FinTech company Slice is offering new hires a three-day week with salary at 80 per cent of the going market rate. This is a win-win approach that frees the workers to pursue other passions or interests – or other gigs – while still locking in a steady pay and benefits from Slice, Rajan Bajaj, the company’s founder, said.
“This is the future of work,” Mr Bajaj, 28, said. “People don’t want to be tied down to a job.”
Global investors are pouring billions of dollars into India’s tech start-ups, putting entrepreneurs under pressure to strengthen teams. A massive talent crunch has ensued as IT outsourcers, Silicon Valley giants, global retailers and Wall Street banks’ technology centres vie for engineering and product talent alongside hundreds of fast-growing start-ups.
Slice is betting that its approach will make it stand apart from the competition. The company has 450 employees and wants to recruit 1,000 engineers and product managers in the next three years.
“It’s the best of both worlds,” Mr Bajaj said. “Workers can get salary and full benefits working a three-day week, and spend the rest of their time chasing a start-up dream, looking for a co-founder or pursuing a non-work passion.”
The move toward shorter weeks has been under way for at least a century. In 1926, Henry Ford adopted a five-day work week in place of the typical six days, after experiments showed productivity wouldn’t suffer as a result. Companies and countries have experimented with four-day weeks for years without widespread adoption.

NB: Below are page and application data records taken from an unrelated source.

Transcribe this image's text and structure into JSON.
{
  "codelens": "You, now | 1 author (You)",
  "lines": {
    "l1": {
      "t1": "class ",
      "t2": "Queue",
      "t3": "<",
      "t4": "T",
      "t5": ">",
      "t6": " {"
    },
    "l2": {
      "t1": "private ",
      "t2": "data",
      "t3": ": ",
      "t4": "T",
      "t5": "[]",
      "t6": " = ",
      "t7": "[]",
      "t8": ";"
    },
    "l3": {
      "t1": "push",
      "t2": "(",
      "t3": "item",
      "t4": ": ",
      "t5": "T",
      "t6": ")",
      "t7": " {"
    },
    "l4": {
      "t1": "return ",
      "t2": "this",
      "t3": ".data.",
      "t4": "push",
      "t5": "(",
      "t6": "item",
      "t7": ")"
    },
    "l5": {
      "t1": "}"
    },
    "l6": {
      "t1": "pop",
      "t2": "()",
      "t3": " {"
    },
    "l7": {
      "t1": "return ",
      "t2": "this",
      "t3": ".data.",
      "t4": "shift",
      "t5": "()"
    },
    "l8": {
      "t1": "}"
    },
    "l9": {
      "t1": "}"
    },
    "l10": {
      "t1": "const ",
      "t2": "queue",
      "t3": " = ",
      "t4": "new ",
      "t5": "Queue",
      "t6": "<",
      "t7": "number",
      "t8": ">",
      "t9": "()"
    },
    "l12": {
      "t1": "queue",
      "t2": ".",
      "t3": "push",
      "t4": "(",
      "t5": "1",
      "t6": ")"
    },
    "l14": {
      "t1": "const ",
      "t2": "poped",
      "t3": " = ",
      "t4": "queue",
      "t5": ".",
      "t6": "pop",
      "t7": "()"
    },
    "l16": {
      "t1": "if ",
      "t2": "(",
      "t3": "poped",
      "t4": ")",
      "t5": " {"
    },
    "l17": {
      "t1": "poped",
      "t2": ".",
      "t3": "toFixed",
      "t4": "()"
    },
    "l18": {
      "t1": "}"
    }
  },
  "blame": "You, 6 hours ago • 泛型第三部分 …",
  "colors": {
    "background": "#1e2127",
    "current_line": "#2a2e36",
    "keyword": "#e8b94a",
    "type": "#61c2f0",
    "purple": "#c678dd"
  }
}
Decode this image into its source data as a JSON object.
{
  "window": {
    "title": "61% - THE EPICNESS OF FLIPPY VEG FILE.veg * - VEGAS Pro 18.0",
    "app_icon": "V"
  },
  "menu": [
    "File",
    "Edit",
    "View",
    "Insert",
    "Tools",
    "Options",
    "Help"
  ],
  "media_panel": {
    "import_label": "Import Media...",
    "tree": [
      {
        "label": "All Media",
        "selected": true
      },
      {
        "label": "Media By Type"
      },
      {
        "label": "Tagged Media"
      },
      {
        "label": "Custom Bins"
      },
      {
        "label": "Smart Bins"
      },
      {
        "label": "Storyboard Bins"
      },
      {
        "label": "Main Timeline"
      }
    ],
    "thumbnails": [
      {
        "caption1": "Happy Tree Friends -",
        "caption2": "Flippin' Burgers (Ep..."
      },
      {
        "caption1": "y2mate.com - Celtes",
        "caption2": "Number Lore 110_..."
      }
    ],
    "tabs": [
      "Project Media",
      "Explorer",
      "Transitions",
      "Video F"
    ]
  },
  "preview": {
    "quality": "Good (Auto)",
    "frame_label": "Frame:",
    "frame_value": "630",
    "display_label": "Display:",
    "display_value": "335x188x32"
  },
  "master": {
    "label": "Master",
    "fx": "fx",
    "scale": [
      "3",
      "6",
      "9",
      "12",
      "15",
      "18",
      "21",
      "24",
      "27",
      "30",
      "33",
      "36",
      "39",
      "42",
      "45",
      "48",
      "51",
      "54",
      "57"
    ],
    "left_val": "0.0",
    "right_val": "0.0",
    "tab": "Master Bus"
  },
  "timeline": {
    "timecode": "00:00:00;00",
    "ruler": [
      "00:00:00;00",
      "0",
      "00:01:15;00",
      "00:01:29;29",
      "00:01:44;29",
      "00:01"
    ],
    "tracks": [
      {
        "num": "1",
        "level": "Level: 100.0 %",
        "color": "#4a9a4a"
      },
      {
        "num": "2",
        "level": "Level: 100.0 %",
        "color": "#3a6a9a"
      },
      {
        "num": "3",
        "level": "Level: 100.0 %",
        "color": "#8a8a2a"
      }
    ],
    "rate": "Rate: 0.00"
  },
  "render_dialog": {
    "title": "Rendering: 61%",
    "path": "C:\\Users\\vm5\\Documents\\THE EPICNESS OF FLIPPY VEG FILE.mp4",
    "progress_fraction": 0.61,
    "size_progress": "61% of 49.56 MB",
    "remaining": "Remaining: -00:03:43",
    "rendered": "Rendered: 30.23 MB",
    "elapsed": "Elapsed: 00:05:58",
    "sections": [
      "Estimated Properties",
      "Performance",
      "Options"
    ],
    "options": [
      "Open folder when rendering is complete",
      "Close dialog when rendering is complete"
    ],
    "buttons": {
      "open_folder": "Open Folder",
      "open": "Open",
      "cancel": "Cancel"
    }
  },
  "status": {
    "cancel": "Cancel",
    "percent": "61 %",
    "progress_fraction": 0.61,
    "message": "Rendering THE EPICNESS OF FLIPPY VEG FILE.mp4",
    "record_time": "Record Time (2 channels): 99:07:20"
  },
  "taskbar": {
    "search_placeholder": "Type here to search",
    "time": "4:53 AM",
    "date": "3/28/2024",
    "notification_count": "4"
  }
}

Proponents of shorter weeks point to studies showing a boost in employee productivity and well-being, prompting countries including Ireland and Iceland to try them out. The world’s biggest online retailer, Amazon, piloted a four-day week for some employees in 2018, and even China is trying to rein in its excessive working hours.
As in Silicon Valley, the Indian start-up industry’s work-centred culture is leaving some engineers disenchanted while some are milking the opportunity for all it is worth. Engineers’ salaries have tripled in the past three years, Mr Bajaj said. Bidding wars are common and workers are known to ignore start-ups after several rounds of pay negotiations. Founders joke on social media about advertising on matchmaking and food delivery apps to obtain workers.
Such is the hiring bonanza that Bhavish Aggarwal, founder of ride-hailing start-up Ola and electric car start-up Ola Electric Mobility, tweeted partly in jest that he was thinking of outsourcing work to a cheaper destination – America’s San Francisco Bay Area.
Flush with capital, start-ups are also spending on other initiatives to attract engineers and designers. Social commerce platform Meesho announced a company-wide 10-day break in November so workers can unplug and rejuvenate. FinTech start-up BharatPe has proffered referral goodies such as BMW bikes, gadgets and cricket holidays in Dubai.
Slice began offering its three-day option on Monday, and it is betting its timing is opportune: millions of engineers are preparing to return to in-person work, after nearly two years of being confined to working from home.
The start-up, founded in 2016, specialises in offering credit cards to India’s young adults. Its physical card was launched in 2019 with the company touting sign-ups of less than a minute, cashback and a variety of payment options. Slice issued 110,000 cards last month, making it among the country’s top providers. Its backers include Japan’s Gunosy Capital and India’s Blume Ventures.